The Life and Times of Frank Sinatra: How a Legend Became His Own Worst Enemy

He Was One of America’s First Teen Idols

In the 1940s, Frank (or Frankie as he was then known) became one of America’s first teen idols. By 1941, Sinatra was a hit and was named Billboard’s Top Male Vocalist. He was the new “It” boy. But let’s don’t forget that he still saw himself as the “ugly” skinny kid. Sinatra later recalled a series of shows he did in 1942 at New York City’s Paramount Theater, that “The sound that greeted me was absolutely deafening. I was scared stiff. I couldn’t move a muscle.”

/backstage-stories/the-life-and-times-of-frank-sinatra-how-a-legend-became-his-own-worst-enemy/img/franksinatra14_MobileImageSizeReigNN.jpg

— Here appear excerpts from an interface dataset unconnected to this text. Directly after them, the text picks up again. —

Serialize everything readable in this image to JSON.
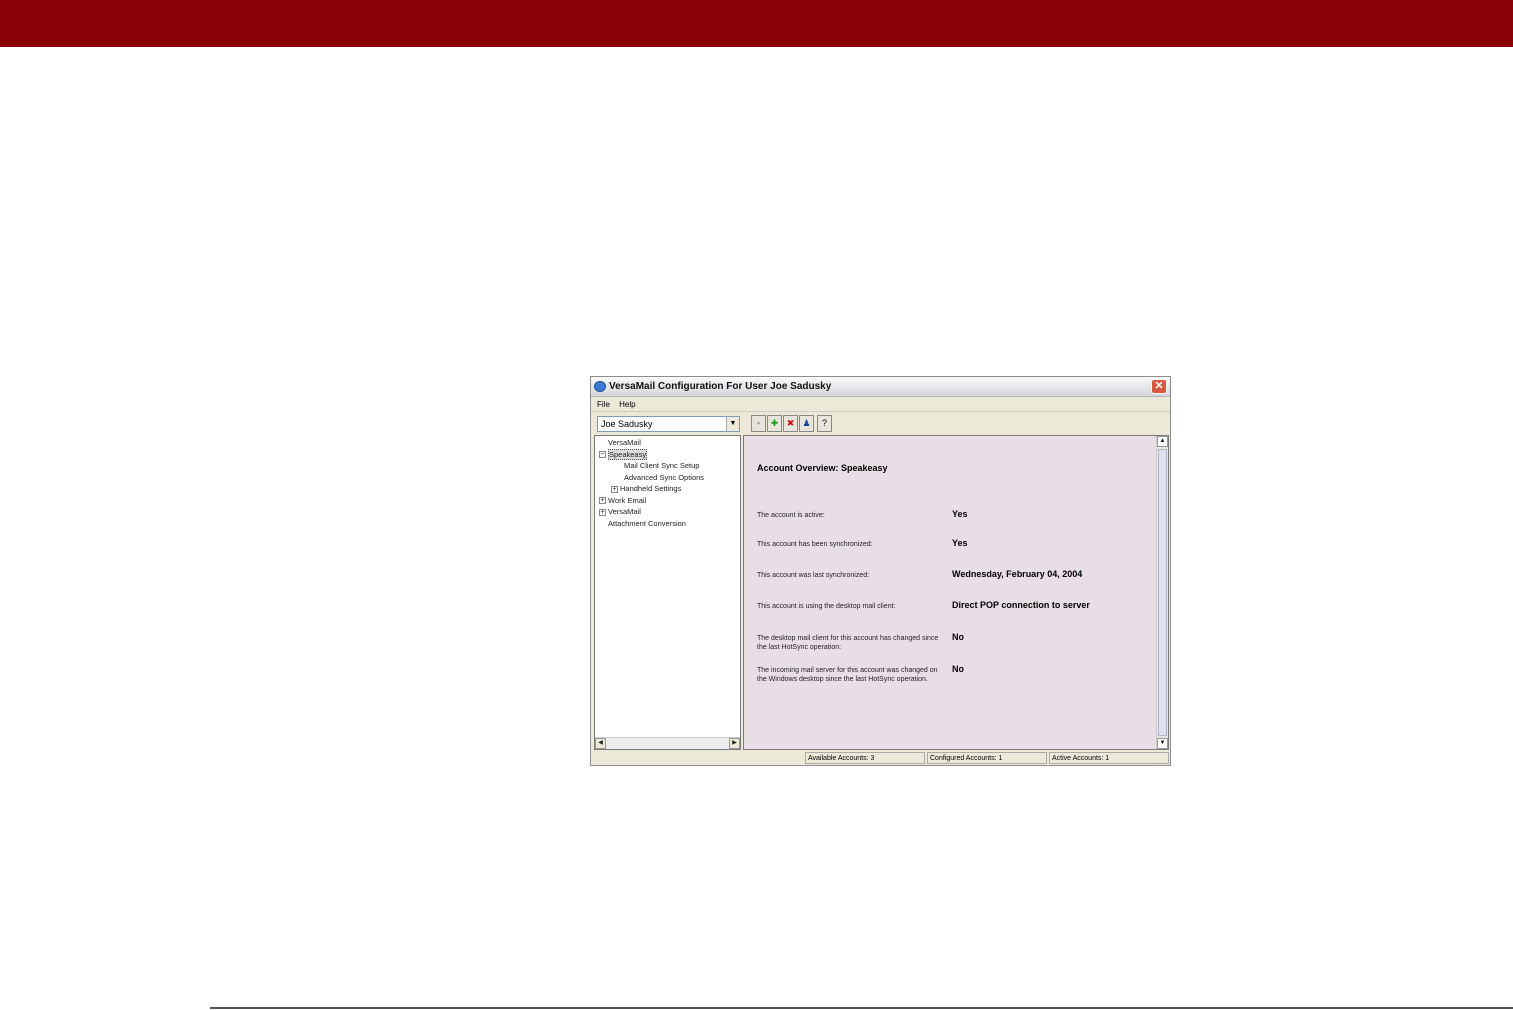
{
  "window": {
    "title": "VersaMail Configuration For User Joe Sadusky",
    "close_label": "✕"
  },
  "menu": [
    "File",
    "Help"
  ],
  "user_select": {
    "value": "Joe Sadusky"
  },
  "toolbar": [
    "save",
    "add-account",
    "delete-account",
    "user-settings",
    "help"
  ],
  "tree": [
    {
      "label": "VersaMail",
      "level": 0,
      "expander": ""
    },
    {
      "label": "Speakeasy",
      "level": 0,
      "expander": "−",
      "selected": true
    },
    {
      "label": "Mail Client Sync Setup",
      "level": 1,
      "expander": ""
    },
    {
      "label": "Advanced Sync Options",
      "level": 1,
      "expander": ""
    },
    {
      "label": "Handheld Settings",
      "level": 1,
      "expander": "+"
    },
    {
      "label": "Work Email",
      "level": 0,
      "expander": "+"
    },
    {
      "label": "VersaMail",
      "level": 0,
      "expander": "+"
    },
    {
      "label": "Attachment Conversion",
      "level": 0,
      "expander": ""
    }
  ],
  "content": {
    "heading": "Account Overview: Speakeasy",
    "rows": [
      {
        "label": "The account is active:",
        "value": "Yes"
      },
      {
        "label": "This account has been synchronized:",
        "value": "Yes"
      },
      {
        "label": "This account was last synchronized:",
        "value": "Wednesday, February 04, 2004"
      },
      {
        "label": "This account is using the desktop mail client:",
        "value": "Direct POP connection to server"
      },
      {
        "label": "The desktop mail client for this account has changed since the last HotSync operation:",
        "value": "No"
      },
      {
        "label": "The incoming mail server for this account was changed on the Windows desktop since the last HotSync operation.",
        "value": "No"
      }
    ]
  },
  "status": {
    "available": "Available Accounts: 3",
    "configured": "Configured Accounts: 1",
    "active": "Active Accounts: 1"
  }
}
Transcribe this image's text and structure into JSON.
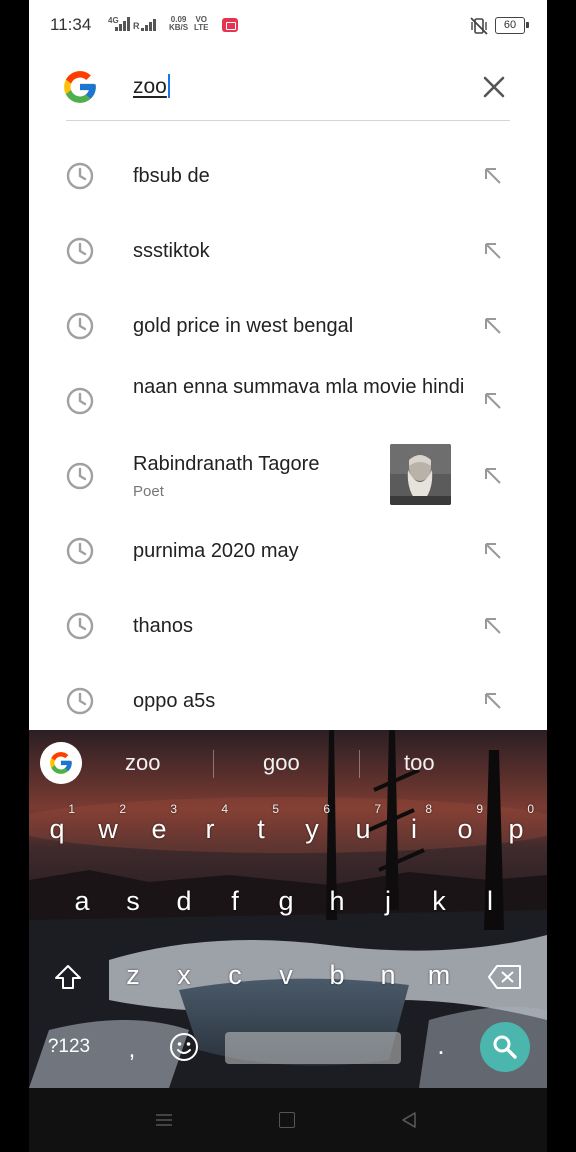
{
  "status_bar": {
    "time": "11:34",
    "net_label": "4G",
    "roaming_label": "R",
    "speed_value": "0.09",
    "speed_unit": "KB/S",
    "volte_top": "VO",
    "volte_bottom": "LTE",
    "battery": "60"
  },
  "search": {
    "query": "zoo",
    "clear_icon": "close-icon",
    "logo": "google-logo"
  },
  "suggestions": [
    {
      "text": "fbsub de"
    },
    {
      "text": "ssstiktok"
    },
    {
      "text": "gold price in west bengal"
    },
    {
      "text": "naan enna summava mla movie hindi"
    },
    {
      "text": "Rabindranath Tagore",
      "subtitle": "Poet"
    },
    {
      "text": "purnima 2020 may"
    },
    {
      "text": "thanos"
    },
    {
      "text": "oppo a5s"
    }
  ],
  "keyboard": {
    "word_suggestions": [
      "zoo",
      "goo",
      "too"
    ],
    "row1": [
      {
        "key": "q",
        "hint": "1"
      },
      {
        "key": "w",
        "hint": "2"
      },
      {
        "key": "e",
        "hint": "3"
      },
      {
        "key": "r",
        "hint": "4"
      },
      {
        "key": "t",
        "hint": "5"
      },
      {
        "key": "y",
        "hint": "6"
      },
      {
        "key": "u",
        "hint": "7"
      },
      {
        "key": "i",
        "hint": "8"
      },
      {
        "key": "o",
        "hint": "9"
      },
      {
        "key": "p",
        "hint": "0"
      }
    ],
    "row2": [
      "a",
      "s",
      "d",
      "f",
      "g",
      "h",
      "j",
      "k",
      "l"
    ],
    "row3": [
      "z",
      "x",
      "c",
      "v",
      "b",
      "n",
      "m"
    ],
    "symbols_label": "?123",
    "comma_label": ",",
    "period_label": "."
  },
  "colors": {
    "accent": "#1a73e8",
    "search_key": "#4bb6ad",
    "record_badge": "#e53450"
  }
}
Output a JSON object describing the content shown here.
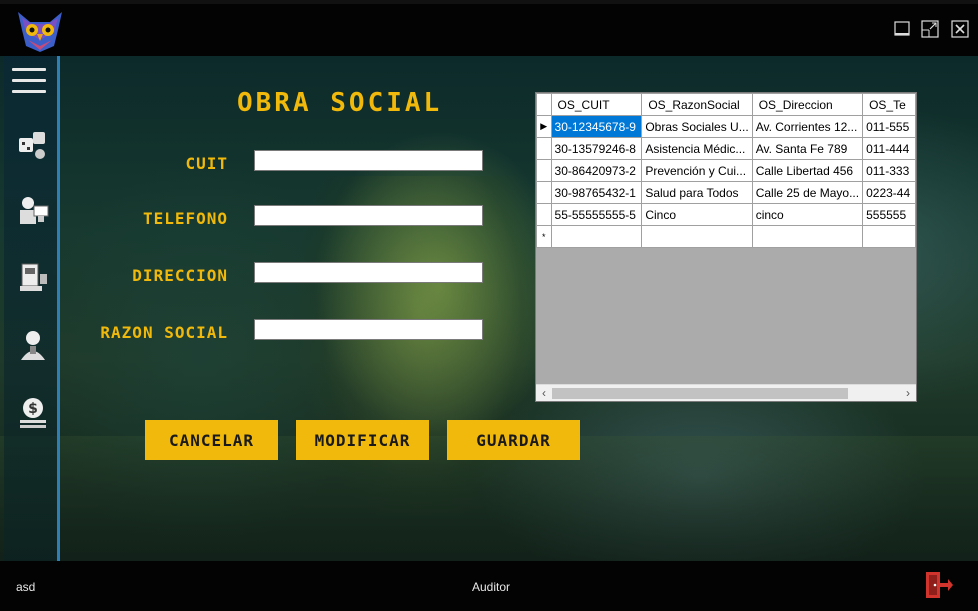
{
  "window": {
    "logo_icon": "owl-logo-icon",
    "controls": [
      "minimize-icon",
      "maximize-icon",
      "close-icon"
    ]
  },
  "sidebar": {
    "items": [
      "menu-hamburger-icon",
      "games-icon",
      "computer-user-icon",
      "cash-register-icon",
      "employee-icon",
      "money-icon"
    ]
  },
  "form": {
    "title": "OBRA SOCIAL",
    "cuit_label": "CUIT",
    "telefono_label": "TELEFONO",
    "direccion_label": "DIRECCION",
    "razon_label": "RAZON SOCIAL",
    "cuit_value": "",
    "telefono_value": "",
    "direccion_value": "",
    "razon_value": ""
  },
  "buttons": {
    "cancelar": "CANCELAR",
    "modificar": "MODIFICAR",
    "guardar": "GUARDAR"
  },
  "grid": {
    "columns": [
      "OS_CUIT",
      "OS_RazonSocial",
      "OS_Direccion",
      "OS_Te"
    ],
    "rows": [
      [
        "30-12345678-9",
        "Obras Sociales U...",
        "Av. Corrientes 12...",
        "011-555"
      ],
      [
        "30-13579246-8",
        "Asistencia Médic...",
        "Av. Santa Fe 789",
        "011-444"
      ],
      [
        "30-86420973-2",
        "Prevención y Cui...",
        "Calle Libertad 456",
        "011-333"
      ],
      [
        "30-98765432-1",
        "Salud para Todos",
        "Calle 25 de Mayo...",
        "0223-44"
      ],
      [
        "55-55555555-5",
        "Cinco",
        "cinco",
        "555555"
      ]
    ],
    "current_row_marker": "▶",
    "new_row_marker": "*"
  },
  "status": {
    "user": "asd",
    "role": "Auditor",
    "logout_icon": "logout-door-icon"
  },
  "colors": {
    "accent": "#f0b90b",
    "selection": "#0078d7",
    "sidebar_border": "#2d7fb5"
  }
}
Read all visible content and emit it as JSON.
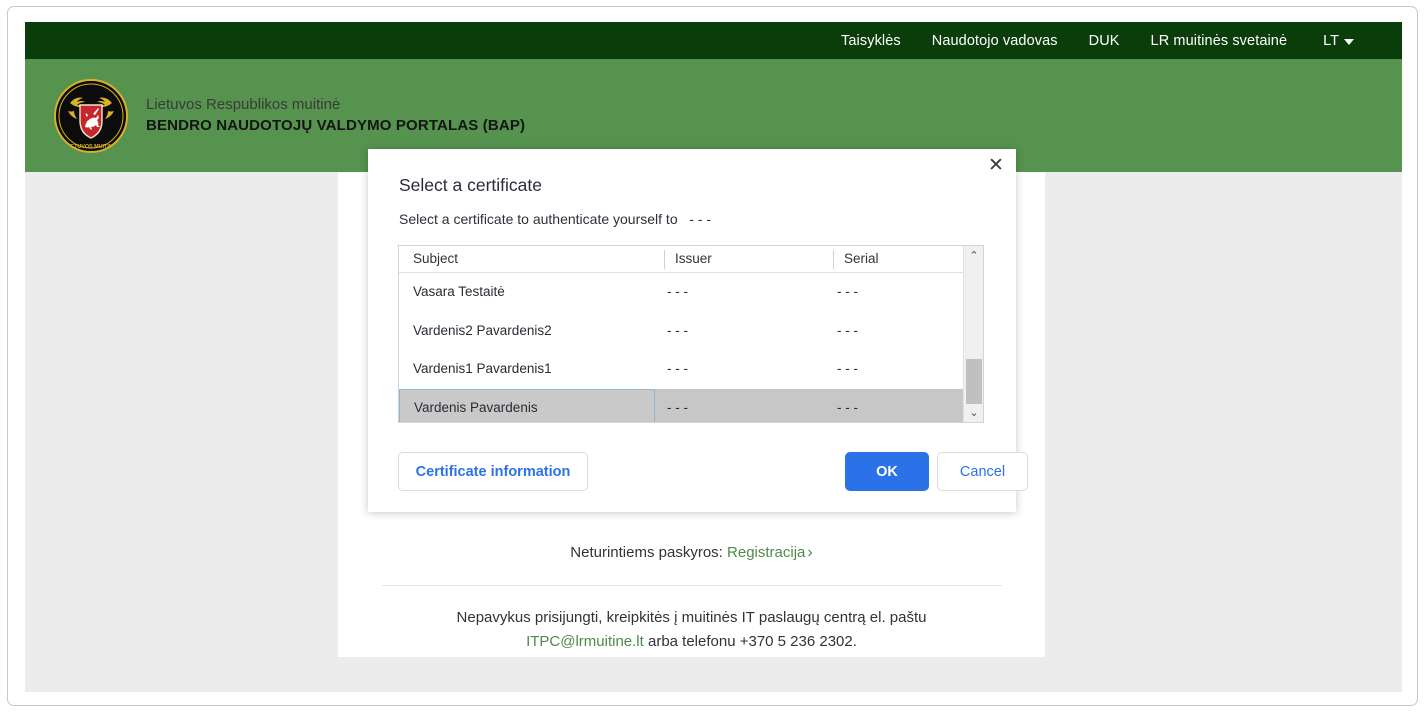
{
  "colors": {
    "topbar_green": "#0b3d0b",
    "brand_green": "#55934f",
    "page_gray": "#ececec",
    "link_green": "#4f8a4a",
    "accent_blue": "#2b72e8",
    "selected_row_gray": "#c7c7c7",
    "logo_gold": "#d9b227",
    "logo_black": "#0c0c0c",
    "shield_red": "#c8262c"
  },
  "topnav": {
    "links": [
      {
        "label": "Taisyklės",
        "name": "nav-taisykles"
      },
      {
        "label": "Naudotojo vadovas",
        "name": "nav-naudotojo-vadovas"
      },
      {
        "label": "DUK",
        "name": "nav-duk"
      },
      {
        "label": "LR muitinės svetainė",
        "name": "nav-lr-muitines-svetaine"
      }
    ],
    "language": "LT"
  },
  "brand": {
    "logo_ring_text": "LIETUVOS MUITINĖ",
    "line1": "Lietuvos Respublikos muitinė",
    "line2": "BENDRO NAUDOTOJŲ VALDYMO PORTALAS (BAP)"
  },
  "dialog": {
    "title": "Select a certificate",
    "subtitle": "Select a certificate to authenticate yourself to   - - -",
    "close_label": "✕",
    "columns": [
      {
        "label": "Subject"
      },
      {
        "label": "Issuer"
      },
      {
        "label": "Serial"
      }
    ],
    "rows": [
      {
        "subject": "Vasara Testaitė",
        "issuer": "- - -",
        "serial": "- - -",
        "selected": false
      },
      {
        "subject": "Vardenis2 Pavardenis2",
        "issuer": "- - -",
        "serial": "- - -",
        "selected": false
      },
      {
        "subject": "Vardenis1 Pavardenis1",
        "issuer": "- - -",
        "serial": "- - -",
        "selected": false
      },
      {
        "subject": "Vardenis Pavardenis",
        "issuer": "- - -",
        "serial": "- - -",
        "selected": true
      }
    ],
    "scrollbar": {
      "up_glyph": "⌃",
      "down_glyph": "⌄"
    },
    "buttons": {
      "certificate_information": "Certificate information",
      "ok": "OK",
      "cancel": "Cancel"
    }
  },
  "card": {
    "registration_prefix": "Neturintiems paskyros:",
    "registration_link": "Registracija",
    "registration_chevron": "›",
    "support_line1": "Nepavykus prisijungti, kreipkitės į muitinės IT paslaugų centrą el. paštu",
    "support_email": "ITPC@lrmuitine.lt",
    "support_line2_tail": " arba telefonu +370 5 236 2302."
  }
}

Bobby Soxer fans eagerly waiting to see Frank Sinatra outside the Paramount Theater. New York City, Oct. 12, 1944. Photo By Everett Collection/Shutterstock

Did you know that some of his screaming fans were paid? Not to take anything away from his talent and ability to wow audiences, but the bobbysoxer craze (due to the coed fans who wore Catholic school-style bobby socks) had a little unorthodox help. George Evans, Sinatra’s publicist, would audition girls for how loud they could scream. He paid five bucks and placed them strategically in different parts of the audience.